the Post Office approached the architect Neville Conder to design a modern kiosk. He
responded with an ultra modern design using the new trunk dialling pay phone equipment.
The Kiosk was 14 inches shorter than the K6 and was constructed from aluminium, with large panes of glass.
The Kiosk was trailed in Central London in January 1962 and the public were invited to send their comments to the Postmaster General.
Due to the English weather the Kiosk never got past the prototype stage as the aluminium bled greyish streaks over the assembly and the panels blistered. It looked a complete mess.
Only five aluminium examples entered service, four in London and one in Coventry. A further half dozen were commissioned in cast iron, but it is not known where they were erected, if anywhere. The aluminium prototypes continued in service for the next twenty years.
The interior is shown below.
However, all was not lost and this kiosk led to the development of the Kiosk No 8.
The New Telephone Kiosk
The new kiosk designed by Neville Conder,
F.R.I.B.A., A.A. Dip.(Hons.), M.S.I.A., is 7 feet
2 inches high (14 inches shorter than the present
one) and is of anodised aluminium, with red panels.
Designed to take the new trunk dialling coin-box
with its modern telephone handset, it will be tried
out in selected places to test public opinion.

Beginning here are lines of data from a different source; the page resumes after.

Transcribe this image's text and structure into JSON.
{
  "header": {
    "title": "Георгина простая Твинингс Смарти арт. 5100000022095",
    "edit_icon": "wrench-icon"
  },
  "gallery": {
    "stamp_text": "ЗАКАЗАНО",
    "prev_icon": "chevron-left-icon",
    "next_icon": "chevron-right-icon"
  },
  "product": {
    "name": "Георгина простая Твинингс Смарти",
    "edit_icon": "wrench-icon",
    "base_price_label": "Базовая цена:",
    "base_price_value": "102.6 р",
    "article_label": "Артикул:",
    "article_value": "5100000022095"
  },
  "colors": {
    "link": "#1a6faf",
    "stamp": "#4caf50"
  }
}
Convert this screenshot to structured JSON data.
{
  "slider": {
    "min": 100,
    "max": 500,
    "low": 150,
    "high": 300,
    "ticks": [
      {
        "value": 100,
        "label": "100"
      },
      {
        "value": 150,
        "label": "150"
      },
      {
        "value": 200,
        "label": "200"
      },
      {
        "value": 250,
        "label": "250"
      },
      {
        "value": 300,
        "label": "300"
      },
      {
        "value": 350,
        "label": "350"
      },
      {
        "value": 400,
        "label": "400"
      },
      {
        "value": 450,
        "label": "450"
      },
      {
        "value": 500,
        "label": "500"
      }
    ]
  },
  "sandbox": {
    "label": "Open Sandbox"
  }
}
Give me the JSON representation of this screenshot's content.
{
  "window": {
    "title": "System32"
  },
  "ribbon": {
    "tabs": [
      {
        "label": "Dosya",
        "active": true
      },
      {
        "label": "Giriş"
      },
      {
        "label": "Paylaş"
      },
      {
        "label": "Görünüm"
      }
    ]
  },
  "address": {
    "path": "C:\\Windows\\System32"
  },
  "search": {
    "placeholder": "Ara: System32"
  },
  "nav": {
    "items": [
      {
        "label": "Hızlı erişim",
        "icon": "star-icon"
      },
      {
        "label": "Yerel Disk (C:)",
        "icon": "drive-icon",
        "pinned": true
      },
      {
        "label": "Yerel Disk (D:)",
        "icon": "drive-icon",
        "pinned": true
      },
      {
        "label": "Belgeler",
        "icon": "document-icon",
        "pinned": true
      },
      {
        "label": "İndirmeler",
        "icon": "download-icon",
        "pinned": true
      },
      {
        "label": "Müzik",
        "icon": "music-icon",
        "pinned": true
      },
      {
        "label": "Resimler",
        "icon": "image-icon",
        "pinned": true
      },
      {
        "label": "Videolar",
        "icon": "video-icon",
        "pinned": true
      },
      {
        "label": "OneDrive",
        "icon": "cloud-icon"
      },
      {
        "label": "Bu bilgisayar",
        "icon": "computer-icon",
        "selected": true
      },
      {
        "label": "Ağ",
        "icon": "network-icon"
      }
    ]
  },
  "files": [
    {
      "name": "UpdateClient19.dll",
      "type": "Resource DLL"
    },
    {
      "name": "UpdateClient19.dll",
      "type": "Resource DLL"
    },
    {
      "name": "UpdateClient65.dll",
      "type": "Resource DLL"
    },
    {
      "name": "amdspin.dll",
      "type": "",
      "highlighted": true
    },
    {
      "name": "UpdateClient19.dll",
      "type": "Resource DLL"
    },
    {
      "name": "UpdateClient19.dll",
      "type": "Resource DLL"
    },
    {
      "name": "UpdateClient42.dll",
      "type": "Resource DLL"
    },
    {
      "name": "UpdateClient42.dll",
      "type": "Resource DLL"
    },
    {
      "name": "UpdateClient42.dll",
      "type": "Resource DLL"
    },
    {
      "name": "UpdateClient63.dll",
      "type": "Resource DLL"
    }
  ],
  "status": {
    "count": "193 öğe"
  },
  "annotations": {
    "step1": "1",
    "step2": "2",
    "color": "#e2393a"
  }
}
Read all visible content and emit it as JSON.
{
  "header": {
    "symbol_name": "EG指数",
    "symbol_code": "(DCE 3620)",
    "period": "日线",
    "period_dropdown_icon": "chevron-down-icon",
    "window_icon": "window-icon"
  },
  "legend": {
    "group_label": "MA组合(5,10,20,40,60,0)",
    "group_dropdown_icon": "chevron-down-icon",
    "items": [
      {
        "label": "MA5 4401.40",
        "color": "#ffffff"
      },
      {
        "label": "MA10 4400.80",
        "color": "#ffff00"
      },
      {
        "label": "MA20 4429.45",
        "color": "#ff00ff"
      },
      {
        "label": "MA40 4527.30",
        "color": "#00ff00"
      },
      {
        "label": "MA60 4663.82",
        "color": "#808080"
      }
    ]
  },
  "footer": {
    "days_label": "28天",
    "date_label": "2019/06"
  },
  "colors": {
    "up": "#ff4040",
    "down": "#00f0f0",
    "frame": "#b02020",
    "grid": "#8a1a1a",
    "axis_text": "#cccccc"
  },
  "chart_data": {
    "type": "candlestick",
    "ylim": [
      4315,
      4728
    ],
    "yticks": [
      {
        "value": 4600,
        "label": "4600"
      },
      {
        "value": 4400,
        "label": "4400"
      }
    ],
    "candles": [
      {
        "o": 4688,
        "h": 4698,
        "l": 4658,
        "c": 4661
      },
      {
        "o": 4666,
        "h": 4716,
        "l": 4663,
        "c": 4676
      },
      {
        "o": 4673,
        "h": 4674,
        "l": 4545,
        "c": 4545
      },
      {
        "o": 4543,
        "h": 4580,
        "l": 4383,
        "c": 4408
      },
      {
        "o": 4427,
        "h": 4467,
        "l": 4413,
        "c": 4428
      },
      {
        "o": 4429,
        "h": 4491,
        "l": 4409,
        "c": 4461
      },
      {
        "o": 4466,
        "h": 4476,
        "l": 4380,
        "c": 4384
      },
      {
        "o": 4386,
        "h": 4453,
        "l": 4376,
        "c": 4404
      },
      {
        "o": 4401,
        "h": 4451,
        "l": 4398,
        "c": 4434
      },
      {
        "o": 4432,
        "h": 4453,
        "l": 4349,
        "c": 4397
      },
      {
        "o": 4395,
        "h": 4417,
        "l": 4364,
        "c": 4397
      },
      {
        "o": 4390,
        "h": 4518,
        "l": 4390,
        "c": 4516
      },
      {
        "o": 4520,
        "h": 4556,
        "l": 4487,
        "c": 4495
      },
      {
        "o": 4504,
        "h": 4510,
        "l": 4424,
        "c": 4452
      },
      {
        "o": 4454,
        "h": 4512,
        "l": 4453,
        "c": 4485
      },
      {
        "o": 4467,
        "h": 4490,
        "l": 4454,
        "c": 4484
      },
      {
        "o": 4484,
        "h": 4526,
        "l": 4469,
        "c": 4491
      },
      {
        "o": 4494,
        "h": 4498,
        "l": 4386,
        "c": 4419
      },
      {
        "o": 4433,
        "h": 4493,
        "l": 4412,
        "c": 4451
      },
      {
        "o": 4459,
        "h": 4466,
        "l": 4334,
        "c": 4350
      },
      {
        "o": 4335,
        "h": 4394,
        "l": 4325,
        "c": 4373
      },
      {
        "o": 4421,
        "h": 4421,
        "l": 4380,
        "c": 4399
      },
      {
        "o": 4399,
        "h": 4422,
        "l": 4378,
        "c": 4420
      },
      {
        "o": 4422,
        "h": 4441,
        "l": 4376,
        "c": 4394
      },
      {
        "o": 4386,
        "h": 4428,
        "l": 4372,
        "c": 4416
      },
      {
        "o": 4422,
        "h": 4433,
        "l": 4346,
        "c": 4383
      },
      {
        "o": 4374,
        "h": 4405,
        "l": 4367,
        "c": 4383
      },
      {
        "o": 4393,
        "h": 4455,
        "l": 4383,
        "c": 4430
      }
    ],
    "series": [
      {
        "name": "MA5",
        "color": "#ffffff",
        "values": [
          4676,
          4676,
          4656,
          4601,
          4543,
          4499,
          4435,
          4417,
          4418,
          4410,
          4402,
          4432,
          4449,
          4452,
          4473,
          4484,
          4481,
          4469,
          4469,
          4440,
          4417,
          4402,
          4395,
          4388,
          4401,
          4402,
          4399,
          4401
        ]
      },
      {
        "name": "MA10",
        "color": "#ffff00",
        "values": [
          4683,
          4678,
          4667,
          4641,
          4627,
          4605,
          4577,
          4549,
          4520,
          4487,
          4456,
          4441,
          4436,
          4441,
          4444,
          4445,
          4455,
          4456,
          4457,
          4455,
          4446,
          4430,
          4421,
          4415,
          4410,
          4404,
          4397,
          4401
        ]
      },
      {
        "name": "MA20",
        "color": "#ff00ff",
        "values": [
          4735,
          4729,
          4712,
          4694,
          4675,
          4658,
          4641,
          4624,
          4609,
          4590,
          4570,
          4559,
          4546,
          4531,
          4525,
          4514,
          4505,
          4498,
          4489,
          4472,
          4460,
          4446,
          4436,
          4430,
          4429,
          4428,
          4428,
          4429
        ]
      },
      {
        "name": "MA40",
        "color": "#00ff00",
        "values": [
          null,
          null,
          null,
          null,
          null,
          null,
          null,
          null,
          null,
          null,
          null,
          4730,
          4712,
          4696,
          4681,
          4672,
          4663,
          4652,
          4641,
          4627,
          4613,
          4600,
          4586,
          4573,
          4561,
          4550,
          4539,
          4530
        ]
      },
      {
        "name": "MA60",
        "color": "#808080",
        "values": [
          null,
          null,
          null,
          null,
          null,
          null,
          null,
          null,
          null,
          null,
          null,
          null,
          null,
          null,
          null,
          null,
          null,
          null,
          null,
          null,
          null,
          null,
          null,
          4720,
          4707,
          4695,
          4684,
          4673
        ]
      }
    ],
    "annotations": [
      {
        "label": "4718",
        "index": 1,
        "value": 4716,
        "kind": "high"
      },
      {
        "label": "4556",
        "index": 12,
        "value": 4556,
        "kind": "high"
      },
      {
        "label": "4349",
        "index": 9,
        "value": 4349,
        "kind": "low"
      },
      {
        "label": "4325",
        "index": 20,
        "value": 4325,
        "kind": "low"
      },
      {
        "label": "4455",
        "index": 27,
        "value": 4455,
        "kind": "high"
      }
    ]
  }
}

Picture above taken in 1958
Two views of the Cast Iron variant
Last revised: February 10, 2021